ABOUT THIS EXERCISE:
Where a line in the listing below contains the word "title", copy that line.
★ ★ ★ ★ ★ ★ ★
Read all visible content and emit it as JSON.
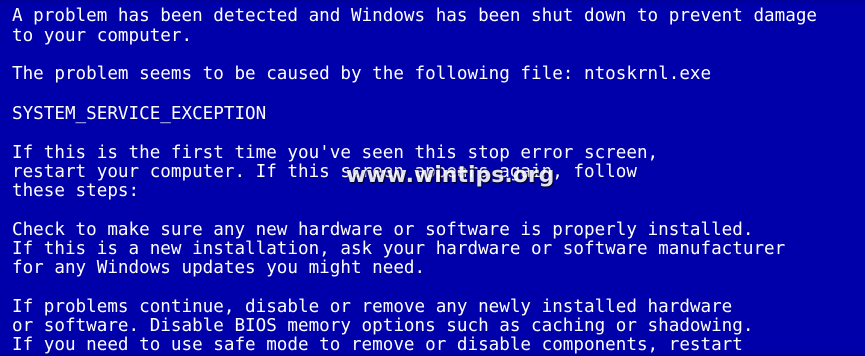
{
  "bsod": {
    "lines": [
      "A problem has been detected and Windows has been shut down to prevent damage",
      "to your computer.",
      "The problem seems to be caused by the following file: ntoskrnl.exe",
      "SYSTEM_SERVICE_EXCEPTION",
      "If this is the first time you've seen this stop error screen,",
      "restart your computer. If this screen appears again, follow",
      "these steps:",
      "Check to make sure any new hardware or software is properly installed.",
      "If this is a new installation, ask your hardware or software manufacturer",
      "for any Windows updates you might need.",
      "If problems continue, disable or remove any newly installed hardware",
      "or software. Disable BIOS memory options such as caching or shadowing.",
      "If you need to use safe mode to remove or disable components, restart"
    ],
    "watermark": "www.wintips.org",
    "colors": {
      "background": "#0000aa",
      "text": "#ffffff"
    }
  }
}
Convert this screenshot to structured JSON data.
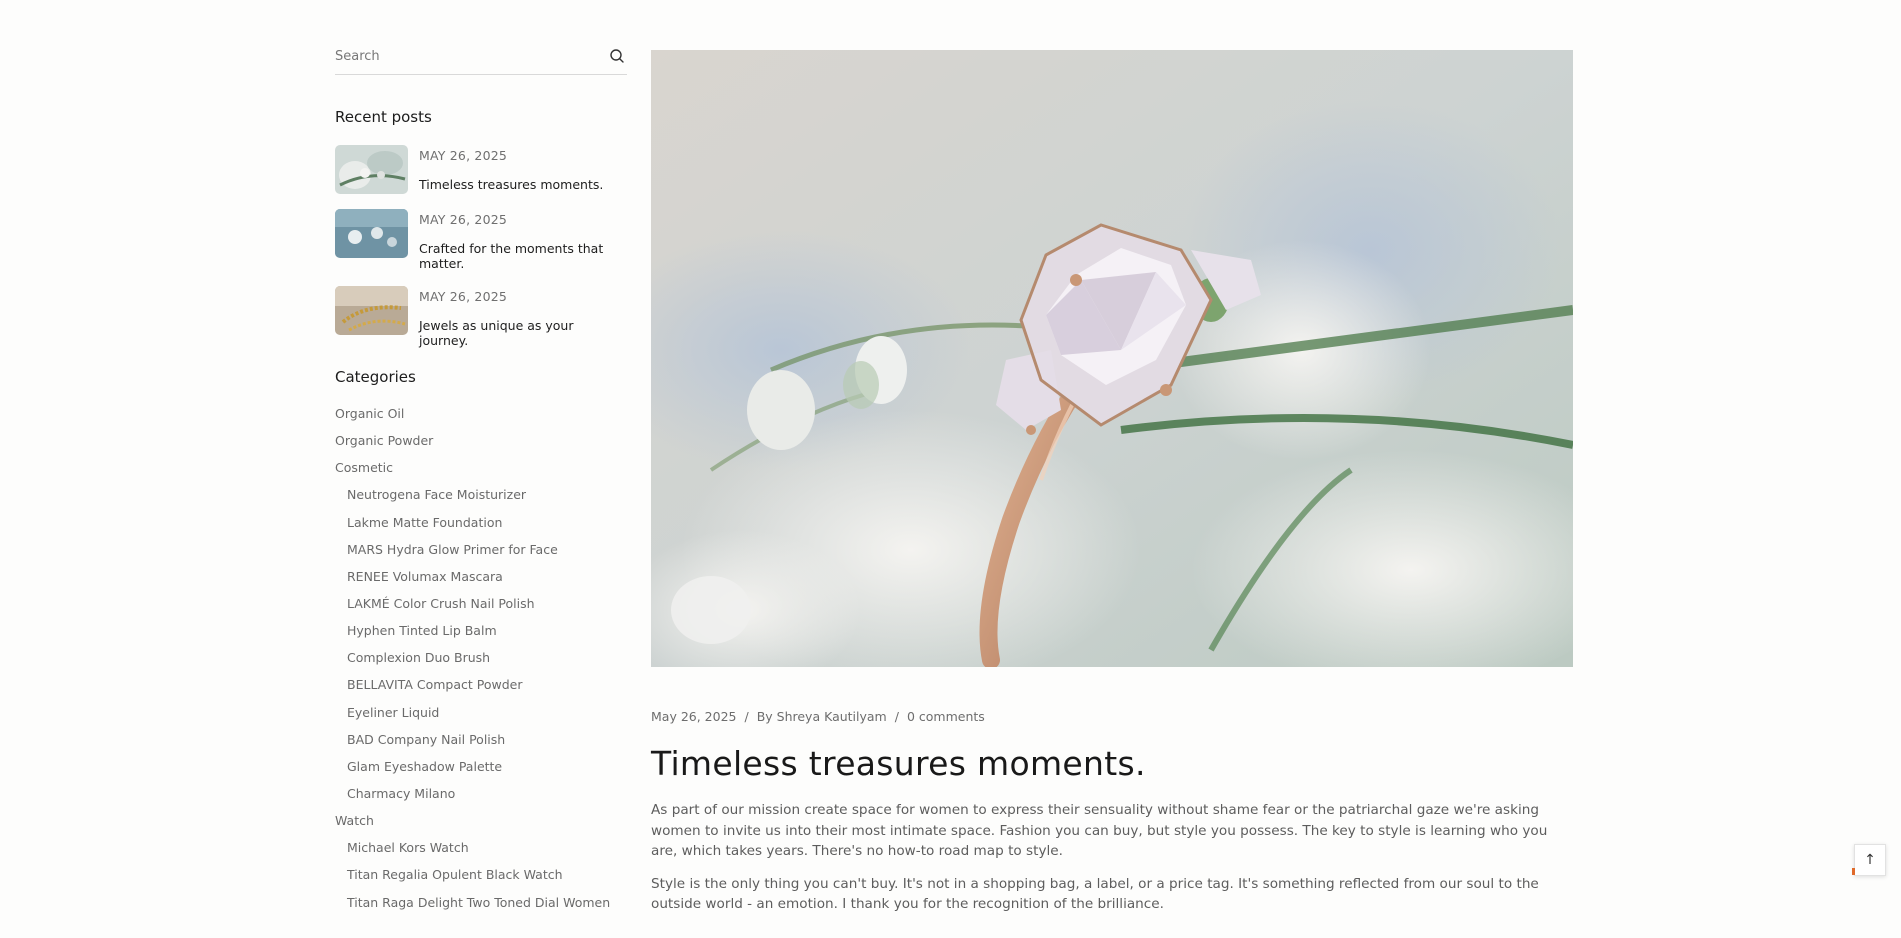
{
  "search": {
    "placeholder": "Search"
  },
  "recent_posts": {
    "title": "Recent posts",
    "items": [
      {
        "date": "MAY 26, 2025",
        "title": "Timeless treasures moments."
      },
      {
        "date": "MAY 26, 2025",
        "title": "Crafted for the moments that matter."
      },
      {
        "date": "MAY 26, 2025",
        "title": "Jewels as unique as your journey."
      }
    ]
  },
  "categories": {
    "title": "Categories",
    "items": [
      {
        "label": "Organic Oil",
        "level": 0
      },
      {
        "label": "Organic Powder",
        "level": 0
      },
      {
        "label": "Cosmetic",
        "level": 0
      },
      {
        "label": "Neutrogena Face Moisturizer",
        "level": 1
      },
      {
        "label": "Lakme Matte Foundation",
        "level": 1
      },
      {
        "label": "MARS Hydra Glow Primer for Face",
        "level": 1
      },
      {
        "label": "RENEE Volumax Mascara",
        "level": 1
      },
      {
        "label": "LAKMÉ Color Crush Nail Polish",
        "level": 1
      },
      {
        "label": "Hyphen Tinted Lip Balm",
        "level": 1
      },
      {
        "label": "Complexion Duo Brush",
        "level": 1
      },
      {
        "label": "BELLAVITA Compact Powder",
        "level": 1
      },
      {
        "label": "Eyeliner Liquid",
        "level": 1
      },
      {
        "label": "BAD Company Nail Polish",
        "level": 1
      },
      {
        "label": "Glam Eyeshadow Palette",
        "level": 1
      },
      {
        "label": "Charmacy Milano",
        "level": 1
      },
      {
        "label": "Watch",
        "level": 0
      },
      {
        "label": "Michael Kors Watch",
        "level": 1
      },
      {
        "label": "Titan Regalia Opulent Black Watch",
        "level": 1
      },
      {
        "label": "Titan Raga Delight Two Toned Dial Women",
        "level": 1
      }
    ]
  },
  "article": {
    "date": "May 26, 2025",
    "separator": "/",
    "author": "By Shreya Kautilyam",
    "comments": "0 comments",
    "title": "Timeless treasures moments.",
    "paragraphs": [
      "As part of our mission create space for women to express their sensuality without shame fear or the patriarchal gaze we're asking women to invite us into their most intimate space. Fashion you can buy, but style you possess. The key to style is learning who you are, which takes years. There's no how-to road map to style.",
      "Style is the only thing you can't buy. It's not in a shopping bag, a label, or a price tag. It's something reflected from our soul to the outside world - an emotion. I thank you for the recognition of the brilliance."
    ]
  },
  "scroll_top": {
    "icon": "arrow-up-icon",
    "glyph": "↑"
  }
}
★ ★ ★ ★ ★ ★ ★
EXPECTED OUTPUT:
    "title": "Recent posts",
        "title": "Timeless treasures moments."
        "title": "Crafted for the moments that matter."
        "title": "Jewels as unique as your journey."
    "title": "Categories",
    "title": "Timeless treasures moments.",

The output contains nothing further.